Adriane Abbott, co-founder,with Beverley McClare, of the Studio Rally and Map, describes the guide as a ‘catalogue of characters’. “The artists on this map are sociable and derive real pleasure from the interaction and feedback your visit provides.”

She has this advice for the art loving tourist: “Take the back roads and the far roads. Laugh a lot. Don’t get mad at the navigator; delight in the fact that you are seeing the same incredible view twice. Eat well. Visit the studios, enjoy the people, and if their work moves you, for heaven’s sake, shop!”

My last stop was the iconic Peggy’s Cove. On the patio of the only bed and breakfast in town I watched the sun set behind Canada’s best known lighthouse. It was clear why this is such an artsy island. Sky and boats and reflections in the water conspired to create a scene ready for pigment and canvas.

There is no lack of inspiration on this coastline.

If You Go

Studio Rally/Studio Map

Adriane Abbott

PO Box 41

Musquodoboit Harbour, N.S.

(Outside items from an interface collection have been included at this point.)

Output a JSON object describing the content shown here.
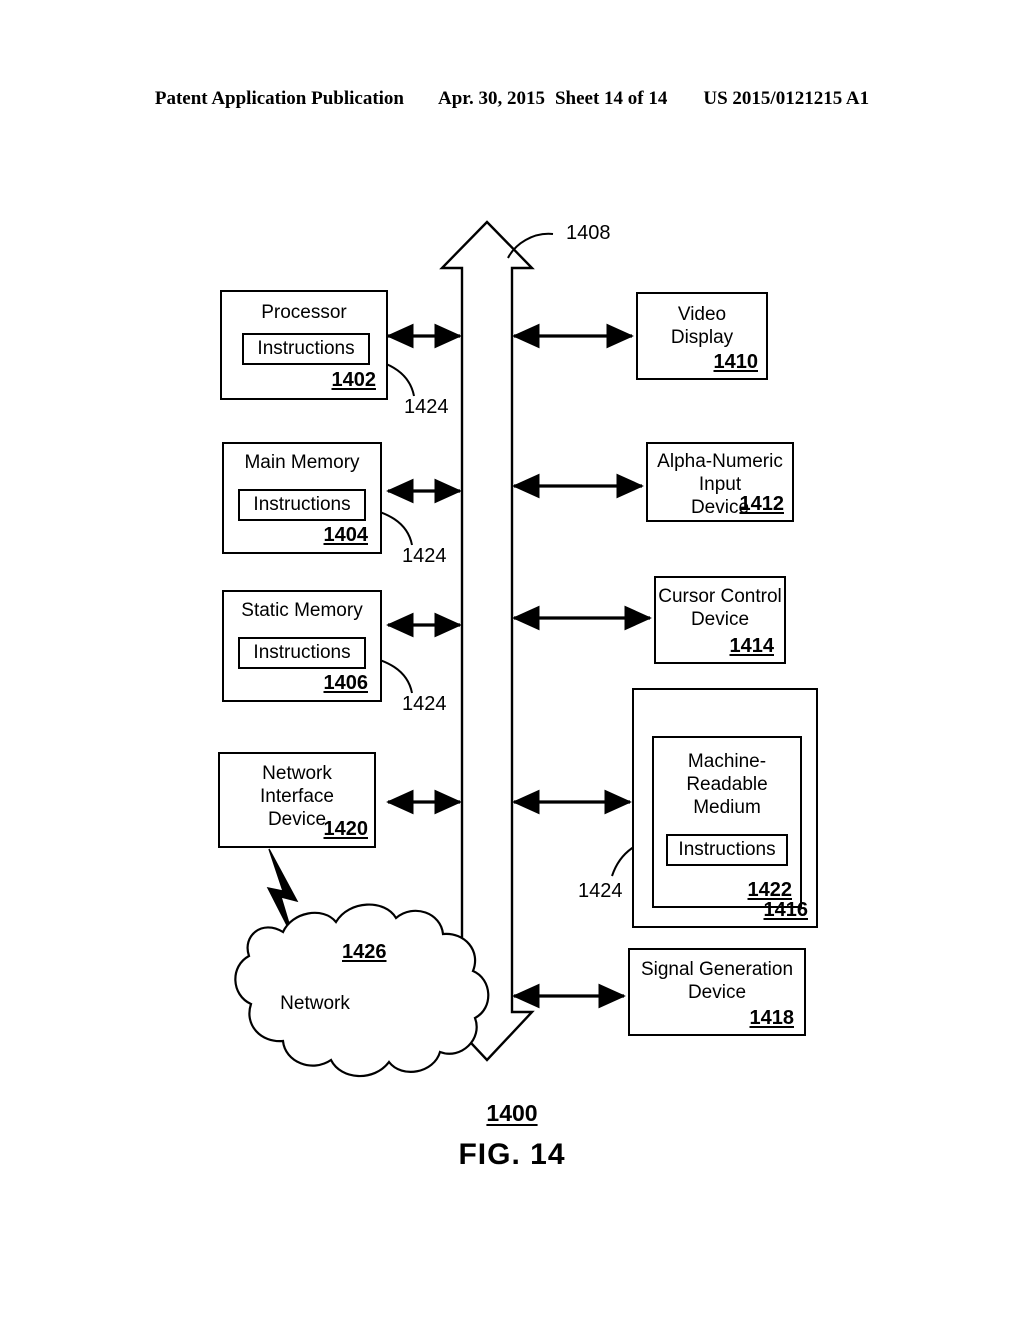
{
  "header": {
    "publication": "Patent Application Publication",
    "date": "Apr. 30, 2015",
    "sheet": "Sheet 14 of 14",
    "patent_number": "US 2015/0121215 A1"
  },
  "figure": {
    "caption": "FIG. 14",
    "system_ref": "1400",
    "bus_ref": "1408"
  },
  "left_column": [
    {
      "title": "Processor",
      "ref": "1402",
      "inner_label": "Instructions",
      "leader_ref": "1424"
    },
    {
      "title": "Main Memory",
      "ref": "1404",
      "inner_label": "Instructions",
      "leader_ref": "1424"
    },
    {
      "title": "Static Memory",
      "ref": "1406",
      "inner_label": "Instructions",
      "leader_ref": "1424"
    },
    {
      "title": "Network\nInterface\nDevice",
      "ref": "1420"
    }
  ],
  "right_column": [
    {
      "title": "Video\nDisplay",
      "ref": "1410"
    },
    {
      "title": "Alpha-Numeric\nInput\nDevice",
      "ref": "1412"
    },
    {
      "title": "Cursor Control\nDevice",
      "ref": "1414"
    },
    {
      "title": "Machine-\nReadable\nMedium",
      "ref": "1416",
      "medium_ref": "1422",
      "inner_label": "Instructions",
      "leader_ref": "1424"
    },
    {
      "title": "Signal Generation\nDevice",
      "ref": "1418"
    }
  ],
  "network": {
    "label": "Network",
    "ref": "1426"
  },
  "colors": {
    "ink": "#000000",
    "paper": "#ffffff"
  }
}
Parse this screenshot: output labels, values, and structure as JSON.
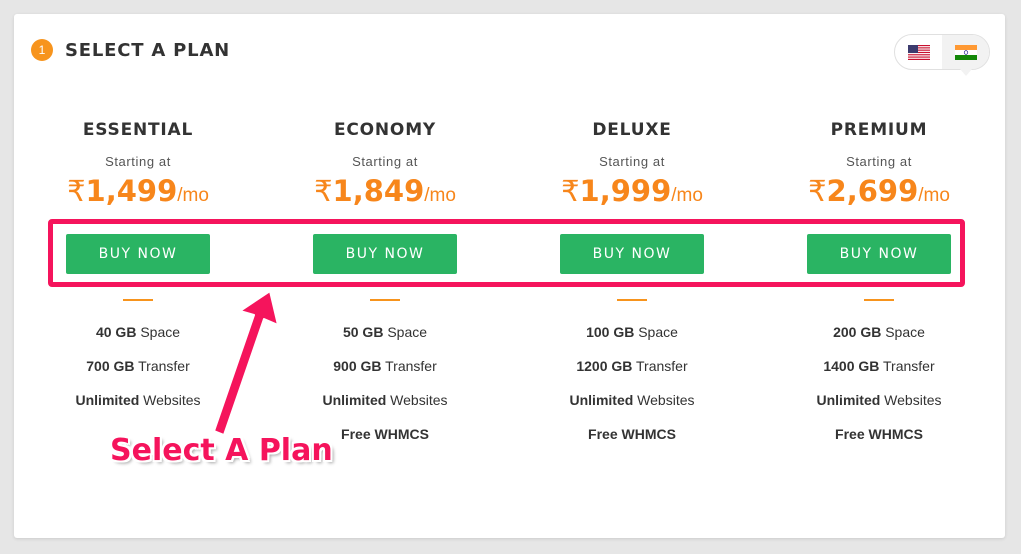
{
  "header": {
    "step_number": "1",
    "title": "SELECT A PLAN"
  },
  "currency_switch": {
    "options": [
      {
        "name": "us-flag-icon",
        "active": false
      },
      {
        "name": "india-flag-icon",
        "active": true
      }
    ]
  },
  "plans": [
    {
      "name": "ESSENTIAL",
      "starting_label": "Starting at",
      "currency_symbol": "₹",
      "price": "1,499",
      "unit": "/mo",
      "button_label": "BUY NOW",
      "features": [
        {
          "value": "40 GB",
          "text": " Space"
        },
        {
          "value": "700 GB",
          "text": " Transfer"
        },
        {
          "value": "Unlimited",
          "text": " Websites"
        }
      ]
    },
    {
      "name": "ECONOMY",
      "starting_label": "Starting at",
      "currency_symbol": "₹",
      "price": "1,849",
      "unit": "/mo",
      "button_label": "BUY NOW",
      "features": [
        {
          "value": "50 GB",
          "text": " Space"
        },
        {
          "value": "900 GB",
          "text": " Transfer"
        },
        {
          "value": "Unlimited",
          "text": " Websites"
        },
        {
          "value": "Free WHMCS",
          "text": ""
        }
      ]
    },
    {
      "name": "DELUXE",
      "starting_label": "Starting at",
      "currency_symbol": "₹",
      "price": "1,999",
      "unit": "/mo",
      "button_label": "BUY NOW",
      "features": [
        {
          "value": "100 GB",
          "text": " Space"
        },
        {
          "value": "1200 GB",
          "text": " Transfer"
        },
        {
          "value": "Unlimited",
          "text": " Websites"
        },
        {
          "value": "Free WHMCS",
          "text": ""
        }
      ]
    },
    {
      "name": "PREMIUM",
      "starting_label": "Starting at",
      "currency_symbol": "₹",
      "price": "2,699",
      "unit": "/mo",
      "button_label": "BUY NOW",
      "features": [
        {
          "value": "200 GB",
          "text": " Space"
        },
        {
          "value": "1400 GB",
          "text": " Transfer"
        },
        {
          "value": "Unlimited",
          "text": " Websites"
        },
        {
          "value": "Free WHMCS",
          "text": ""
        }
      ]
    }
  ],
  "annotation": {
    "label": "Select A Plan",
    "color": "#f5145c"
  },
  "colors": {
    "accent": "#f7861b",
    "buy_button": "#2ab463"
  }
}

B0J 2L0

Tel: 902-827-7117

www.studiorally.ca – the website has the studio map complete with photographs and a short description of each artist’s work and contact information, or you can request a copy by mail.

Nova Scotia Department of Tourism & Culture

www.novascotia.com

tel: 1-800-565-0000

Ask for a copy of the 2009 Doers’ & Dreamers’ Guide. I found Tempest, and the comfortable Tattingstone Inn in Wolfville through the Doers’ & Dreamers’Guide issued by Nova Scotia Tourism. The publication, over four hundred pages long, is one of the best organized and most detailed driving guides I have discovered anywhere. It tells you about museums, places to stay and sites to see along several routes around the island province. In addition to the well known Evangeline Trail, there is the Lighthouse Route, the Cabot Trail, the Sunrise Trail and several others. It’s a practical and informative book.